    • Mental health professionals, such as psychiatrists, psychologists, or therapists, typically conduct thorough clinical interviews to gather information about the individual's symptoms, history, and daily functioning. They may ask about the nature and frequency of obsessions and compulsions, the impact of these symptoms on the person's life, and any factors that may contribute to or exacerbate the symptoms.

  2. Diagnostic Criteria:

    • The assessment is guided by the diagnostic criteria outlined in the Diagnostic and Statistical Manual of Mental Disorders (DSM-5), which is a widely used manual for classifying mental health conditions. To meet the criteria for OCD, an individual must experience obsessions and/or compulsions that significantly interfere with their daily life.

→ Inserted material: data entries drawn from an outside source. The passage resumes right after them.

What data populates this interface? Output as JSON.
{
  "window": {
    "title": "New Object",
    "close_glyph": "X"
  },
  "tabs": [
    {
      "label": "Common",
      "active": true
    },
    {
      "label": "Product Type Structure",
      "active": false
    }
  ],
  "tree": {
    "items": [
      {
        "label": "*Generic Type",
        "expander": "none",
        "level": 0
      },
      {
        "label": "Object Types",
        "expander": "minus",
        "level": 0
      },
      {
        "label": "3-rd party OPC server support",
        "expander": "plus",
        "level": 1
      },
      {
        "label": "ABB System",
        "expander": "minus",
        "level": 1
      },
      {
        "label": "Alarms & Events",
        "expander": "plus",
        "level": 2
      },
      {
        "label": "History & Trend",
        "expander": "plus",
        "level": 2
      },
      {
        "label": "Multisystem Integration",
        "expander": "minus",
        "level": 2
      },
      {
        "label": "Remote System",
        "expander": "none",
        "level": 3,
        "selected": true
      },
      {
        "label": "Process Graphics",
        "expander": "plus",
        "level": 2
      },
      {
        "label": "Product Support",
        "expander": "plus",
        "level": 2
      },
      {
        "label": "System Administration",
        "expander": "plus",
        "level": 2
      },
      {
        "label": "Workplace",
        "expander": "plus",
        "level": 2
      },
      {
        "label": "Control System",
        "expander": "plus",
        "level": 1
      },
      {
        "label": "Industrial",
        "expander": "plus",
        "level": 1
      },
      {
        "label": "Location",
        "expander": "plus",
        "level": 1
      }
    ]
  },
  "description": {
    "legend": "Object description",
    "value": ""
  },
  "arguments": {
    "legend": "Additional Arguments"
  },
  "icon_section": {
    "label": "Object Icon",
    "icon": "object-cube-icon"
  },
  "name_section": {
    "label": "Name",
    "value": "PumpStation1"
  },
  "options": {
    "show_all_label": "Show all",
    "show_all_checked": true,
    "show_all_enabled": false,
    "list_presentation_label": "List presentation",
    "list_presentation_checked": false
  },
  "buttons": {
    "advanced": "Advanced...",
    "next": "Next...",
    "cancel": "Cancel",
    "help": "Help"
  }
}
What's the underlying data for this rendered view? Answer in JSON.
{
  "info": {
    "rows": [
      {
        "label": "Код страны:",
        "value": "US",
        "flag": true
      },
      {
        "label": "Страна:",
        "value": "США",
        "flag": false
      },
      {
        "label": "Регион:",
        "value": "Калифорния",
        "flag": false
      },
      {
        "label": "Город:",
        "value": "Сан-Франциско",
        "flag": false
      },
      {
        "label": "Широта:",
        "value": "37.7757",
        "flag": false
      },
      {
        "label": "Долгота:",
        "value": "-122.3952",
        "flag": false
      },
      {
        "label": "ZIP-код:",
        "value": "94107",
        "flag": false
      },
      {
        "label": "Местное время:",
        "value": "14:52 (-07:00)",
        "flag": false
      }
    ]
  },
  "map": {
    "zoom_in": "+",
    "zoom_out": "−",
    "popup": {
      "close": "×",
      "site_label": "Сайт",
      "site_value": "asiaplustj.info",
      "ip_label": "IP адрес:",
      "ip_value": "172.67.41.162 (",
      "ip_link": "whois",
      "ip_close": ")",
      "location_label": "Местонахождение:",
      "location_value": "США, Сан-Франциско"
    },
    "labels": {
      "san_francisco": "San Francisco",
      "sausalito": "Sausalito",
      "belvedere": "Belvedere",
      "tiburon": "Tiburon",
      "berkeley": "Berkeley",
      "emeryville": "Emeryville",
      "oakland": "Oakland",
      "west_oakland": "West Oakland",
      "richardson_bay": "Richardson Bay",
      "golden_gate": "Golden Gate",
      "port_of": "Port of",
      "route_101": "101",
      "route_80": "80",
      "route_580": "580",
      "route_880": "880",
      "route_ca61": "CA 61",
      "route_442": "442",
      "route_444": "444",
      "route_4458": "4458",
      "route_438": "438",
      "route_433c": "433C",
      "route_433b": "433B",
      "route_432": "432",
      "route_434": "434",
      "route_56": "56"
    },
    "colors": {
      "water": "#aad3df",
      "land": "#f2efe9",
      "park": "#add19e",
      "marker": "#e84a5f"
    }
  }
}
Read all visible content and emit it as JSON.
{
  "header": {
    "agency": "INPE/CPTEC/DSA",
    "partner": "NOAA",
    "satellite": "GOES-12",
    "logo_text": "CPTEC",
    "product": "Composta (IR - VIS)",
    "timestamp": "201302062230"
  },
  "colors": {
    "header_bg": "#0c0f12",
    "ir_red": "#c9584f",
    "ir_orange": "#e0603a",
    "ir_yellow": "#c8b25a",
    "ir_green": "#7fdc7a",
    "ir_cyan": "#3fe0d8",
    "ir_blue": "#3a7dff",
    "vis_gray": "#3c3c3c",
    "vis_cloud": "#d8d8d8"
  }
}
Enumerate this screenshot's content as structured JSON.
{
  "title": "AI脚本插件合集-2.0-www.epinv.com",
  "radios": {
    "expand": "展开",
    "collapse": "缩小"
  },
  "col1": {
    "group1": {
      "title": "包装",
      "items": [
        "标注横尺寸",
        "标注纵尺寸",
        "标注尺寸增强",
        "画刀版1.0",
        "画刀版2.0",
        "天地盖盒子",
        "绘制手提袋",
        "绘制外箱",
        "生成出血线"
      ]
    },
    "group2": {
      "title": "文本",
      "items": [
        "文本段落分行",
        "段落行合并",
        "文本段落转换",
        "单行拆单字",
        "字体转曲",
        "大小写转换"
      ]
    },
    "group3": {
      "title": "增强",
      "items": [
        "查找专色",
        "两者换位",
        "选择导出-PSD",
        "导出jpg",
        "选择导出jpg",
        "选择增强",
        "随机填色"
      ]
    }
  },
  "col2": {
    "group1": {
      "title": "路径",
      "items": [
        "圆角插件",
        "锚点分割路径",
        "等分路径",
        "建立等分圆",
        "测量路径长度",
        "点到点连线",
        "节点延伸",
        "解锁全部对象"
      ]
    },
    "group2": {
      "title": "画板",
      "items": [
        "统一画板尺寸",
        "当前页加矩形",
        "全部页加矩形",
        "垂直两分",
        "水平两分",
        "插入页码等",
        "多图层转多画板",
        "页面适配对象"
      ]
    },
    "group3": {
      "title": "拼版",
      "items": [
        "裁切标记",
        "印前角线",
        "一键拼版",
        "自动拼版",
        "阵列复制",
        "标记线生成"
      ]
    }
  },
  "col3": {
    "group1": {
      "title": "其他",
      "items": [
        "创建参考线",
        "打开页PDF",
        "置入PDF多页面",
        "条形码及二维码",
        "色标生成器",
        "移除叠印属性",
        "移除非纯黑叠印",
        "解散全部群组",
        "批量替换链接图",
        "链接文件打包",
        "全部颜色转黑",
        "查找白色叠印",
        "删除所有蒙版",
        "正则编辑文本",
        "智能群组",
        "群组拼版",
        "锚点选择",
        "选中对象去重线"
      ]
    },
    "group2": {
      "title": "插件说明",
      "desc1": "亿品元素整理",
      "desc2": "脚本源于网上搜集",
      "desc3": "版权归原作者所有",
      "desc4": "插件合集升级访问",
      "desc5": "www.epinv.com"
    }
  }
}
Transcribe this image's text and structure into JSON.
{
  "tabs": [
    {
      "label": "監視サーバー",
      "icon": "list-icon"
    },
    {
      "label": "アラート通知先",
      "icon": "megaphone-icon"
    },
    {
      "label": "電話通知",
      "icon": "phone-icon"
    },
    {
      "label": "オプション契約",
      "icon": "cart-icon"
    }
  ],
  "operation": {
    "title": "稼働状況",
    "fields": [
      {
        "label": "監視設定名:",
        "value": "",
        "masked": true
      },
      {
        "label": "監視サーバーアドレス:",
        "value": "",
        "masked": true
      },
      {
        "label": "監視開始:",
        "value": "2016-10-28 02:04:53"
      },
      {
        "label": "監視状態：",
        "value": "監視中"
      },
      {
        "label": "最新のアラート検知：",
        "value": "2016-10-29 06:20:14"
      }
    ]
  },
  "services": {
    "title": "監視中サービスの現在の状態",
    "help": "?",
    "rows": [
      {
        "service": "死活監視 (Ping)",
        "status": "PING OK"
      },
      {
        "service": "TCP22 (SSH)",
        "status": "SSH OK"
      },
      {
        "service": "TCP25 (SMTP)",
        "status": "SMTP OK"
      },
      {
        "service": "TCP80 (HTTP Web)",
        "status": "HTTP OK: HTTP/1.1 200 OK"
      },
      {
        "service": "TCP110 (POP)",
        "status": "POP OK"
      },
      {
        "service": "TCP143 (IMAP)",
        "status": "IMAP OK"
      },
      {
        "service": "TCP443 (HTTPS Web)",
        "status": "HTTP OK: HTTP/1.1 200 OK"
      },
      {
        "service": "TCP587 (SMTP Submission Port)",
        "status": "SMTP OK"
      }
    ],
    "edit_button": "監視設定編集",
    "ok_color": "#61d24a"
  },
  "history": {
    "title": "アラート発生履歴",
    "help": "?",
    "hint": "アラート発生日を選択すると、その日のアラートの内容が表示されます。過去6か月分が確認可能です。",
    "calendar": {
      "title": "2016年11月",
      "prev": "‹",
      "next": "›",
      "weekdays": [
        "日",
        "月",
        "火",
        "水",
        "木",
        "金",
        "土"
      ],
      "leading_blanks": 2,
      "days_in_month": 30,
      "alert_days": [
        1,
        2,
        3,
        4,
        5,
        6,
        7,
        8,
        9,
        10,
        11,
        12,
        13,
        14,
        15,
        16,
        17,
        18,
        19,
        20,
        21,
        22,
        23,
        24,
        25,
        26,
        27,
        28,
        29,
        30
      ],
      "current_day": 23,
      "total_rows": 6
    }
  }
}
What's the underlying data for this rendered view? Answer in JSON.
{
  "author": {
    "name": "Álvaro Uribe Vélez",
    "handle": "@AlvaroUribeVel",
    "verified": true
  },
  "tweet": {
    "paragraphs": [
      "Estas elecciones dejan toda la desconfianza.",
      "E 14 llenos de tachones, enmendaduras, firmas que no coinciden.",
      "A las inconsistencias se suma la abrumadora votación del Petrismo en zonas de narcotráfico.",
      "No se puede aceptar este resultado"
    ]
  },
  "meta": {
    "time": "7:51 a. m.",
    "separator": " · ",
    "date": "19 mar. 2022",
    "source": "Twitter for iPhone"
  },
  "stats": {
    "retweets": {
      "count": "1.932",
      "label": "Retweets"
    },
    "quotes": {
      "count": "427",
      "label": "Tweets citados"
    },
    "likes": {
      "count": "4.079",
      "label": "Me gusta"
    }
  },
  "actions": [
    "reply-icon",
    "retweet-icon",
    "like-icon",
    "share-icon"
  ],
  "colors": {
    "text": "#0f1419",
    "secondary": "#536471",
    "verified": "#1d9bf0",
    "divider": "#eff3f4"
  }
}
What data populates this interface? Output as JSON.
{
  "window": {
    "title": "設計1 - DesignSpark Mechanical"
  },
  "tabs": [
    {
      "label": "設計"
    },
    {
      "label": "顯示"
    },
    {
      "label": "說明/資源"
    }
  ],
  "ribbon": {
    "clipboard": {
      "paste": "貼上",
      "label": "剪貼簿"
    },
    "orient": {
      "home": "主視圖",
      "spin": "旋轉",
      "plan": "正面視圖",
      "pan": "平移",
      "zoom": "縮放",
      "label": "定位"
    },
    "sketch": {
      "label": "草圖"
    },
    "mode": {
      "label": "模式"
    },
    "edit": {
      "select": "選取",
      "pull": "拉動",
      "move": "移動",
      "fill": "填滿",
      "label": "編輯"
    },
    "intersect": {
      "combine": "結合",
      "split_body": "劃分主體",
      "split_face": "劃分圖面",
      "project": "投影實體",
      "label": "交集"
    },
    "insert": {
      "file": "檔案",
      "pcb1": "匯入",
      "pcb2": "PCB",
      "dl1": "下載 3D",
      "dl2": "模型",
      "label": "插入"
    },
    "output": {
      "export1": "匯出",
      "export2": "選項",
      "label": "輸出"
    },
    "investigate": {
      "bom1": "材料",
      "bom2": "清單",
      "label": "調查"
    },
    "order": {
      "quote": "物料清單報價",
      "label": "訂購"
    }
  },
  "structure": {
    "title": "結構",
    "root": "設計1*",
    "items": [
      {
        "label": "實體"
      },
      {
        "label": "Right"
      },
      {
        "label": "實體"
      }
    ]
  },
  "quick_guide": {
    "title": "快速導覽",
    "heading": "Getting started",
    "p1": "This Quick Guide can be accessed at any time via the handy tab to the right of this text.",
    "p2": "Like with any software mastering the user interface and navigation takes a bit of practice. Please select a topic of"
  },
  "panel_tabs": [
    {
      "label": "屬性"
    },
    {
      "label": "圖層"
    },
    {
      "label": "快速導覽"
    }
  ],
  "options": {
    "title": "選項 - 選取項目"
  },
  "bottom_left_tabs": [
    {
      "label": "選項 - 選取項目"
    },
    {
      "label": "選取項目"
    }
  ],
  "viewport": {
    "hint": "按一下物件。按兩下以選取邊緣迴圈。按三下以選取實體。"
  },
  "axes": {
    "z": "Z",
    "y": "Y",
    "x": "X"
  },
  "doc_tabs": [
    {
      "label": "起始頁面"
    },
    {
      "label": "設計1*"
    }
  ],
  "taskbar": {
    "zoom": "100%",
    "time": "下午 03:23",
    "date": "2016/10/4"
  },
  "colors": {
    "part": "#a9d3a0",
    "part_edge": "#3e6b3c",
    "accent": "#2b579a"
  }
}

  3. Self-Report Questionnaires:

    • Several standardized questionnaires are available to assess the severity and nature of OCD symptoms. One commonly used tool is the Yale-Brown Obsessive Compulsive Scale (Y-BOCS), which assesses the severity of obsessions and compulsions. Other self-report measures may explore specific symptom types, such as checking, contamination, or intrusive thoughts.

  4. Structured and Semi-Structured Interviews:

    • Mental health professionals may use structured or semi-structured interviews to systematically assess OCD symptoms. These interviews provide a standardized way to ask specific questions about the presence and characteristics of obsessions and compulsions.

  5. Observations:

    • Observations of the individual's behaviour in various settings can provide additional insights. Clinicians may observe how the person responds to triggers for their obsessions, as well as the impact of compulsive rituals on their daily functioning.

  6. Collateral Information:

    • Gathering information from family members or close friends can provide valuable insights into the individual's behaviour and its impact on relationships and daily life. Collateral information can help confirm the presence of OCD symptoms and contribute to a more comprehensive assessment.

It's important to note that these assessment methods are part of a comprehensive evaluation process conducted by trained mental health professionals. No single test can definitively diagnose OCD, and the assessment should consider the individual's unique experiences, cultural background, and context. Additionally, the process helps rule out other mental health conditions that may share similar symptoms.

If someone suspects they may have OCD, it is essential to seek the guidance of a qualified mental health professional for a thorough assessment and appropriate treatment recommendations. Early intervention and accurate diagnosis can significantly improve the prognosis for individuals with OCD.